As a youth, Berenter played baseball and soccer in Silver Springs, Md., near Washington, D.C. He studied medicine at Boston University and eventually moved to San Diego to be near his wife’s family.

His father-in-law is Thomas Day, the former president of San Diego State.

Berenter became involved at the Olympic Training Center through the referral of another doctor and has consulted in coordination with the center’s training staff.

“These Olympic athletes are just incredible people who are fun to work with,” Berenter said. “Then I get to see them when they’re on TV. We like to follow along and see how our patients are doing.”

Pulled from Union Tribune


Dr. Berenter Featured in La Jolla Light

Now there’s a better way to repair unsightly toenails.

And Scripps Memorial Hospital podiatrist Dr. Jay Berenter has the answer: laser nail treatment, which he performs in his office.

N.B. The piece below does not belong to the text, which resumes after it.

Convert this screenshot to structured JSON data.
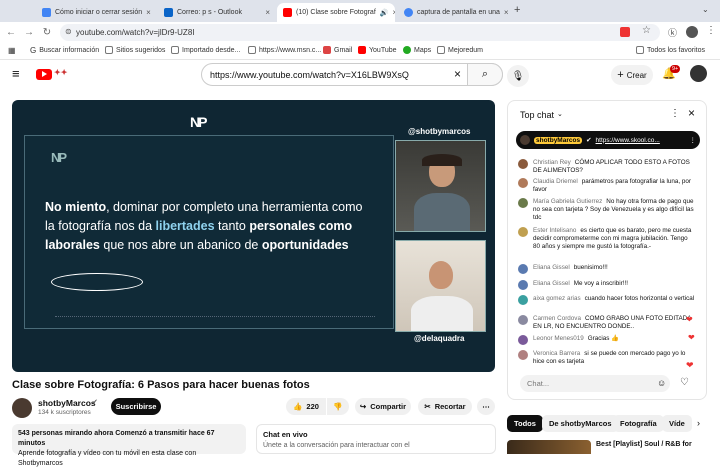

“Toenail fungus is the most common problem I see in my practice and in the past we didn’t have many effective treatment options,” noted Berenter, a foot and ankle surgeon whose office is in Scripps Memorial Ximed Medical Building, 9850 Genessee Ave., Suite 360. “Laser is a huge breakthrough: There’s no side effects, it doesn’t hurt, and it kills the fungus 88 percent of the time.”

Toenail fungus is not only painful but extremely unsightly, particularly for people who need to wear sandals or other open-toed shoes.

Previously, patients with toenail fungus problems were given an oral medication that had side effects, or were administered a topical treatment that was “not very effective,” according to Berenter, who noted his office procedure doesn’t require anesthetic and takes just a couple of minutes per nail. Berenter said his procedure is also unique in San Diego in that he uses a cool touch laser. “It gets warm but the laser has a built-in temperature sensor and cryogenic cooling spray with an automatic coolant,” he said. “We’e the only laser outfit in town that has it.”

Cost of the anti-fungal nail procedure is $295 per nail up, then $100 per nail after that to $795 for all 10. The procedure, he said, is not covered by insurance as it is elective and cosmetic. Berenter said some people have a genetic predisposition to contracting foot fungus, which is all around.

“You can’t pick it up at the gym or in the shower, though you’e more susceptible if you’ve had trauma to the nail,” he said. Berenter couples laser nail surgery with a topical anti-fungul used once or twice a week “to make sure it doesn’t come back.”

For more information about Berenter or his medical practice call his office at (858) 450-9218 or visit www.drberenter.com.

Pulled from LaJollaLight.com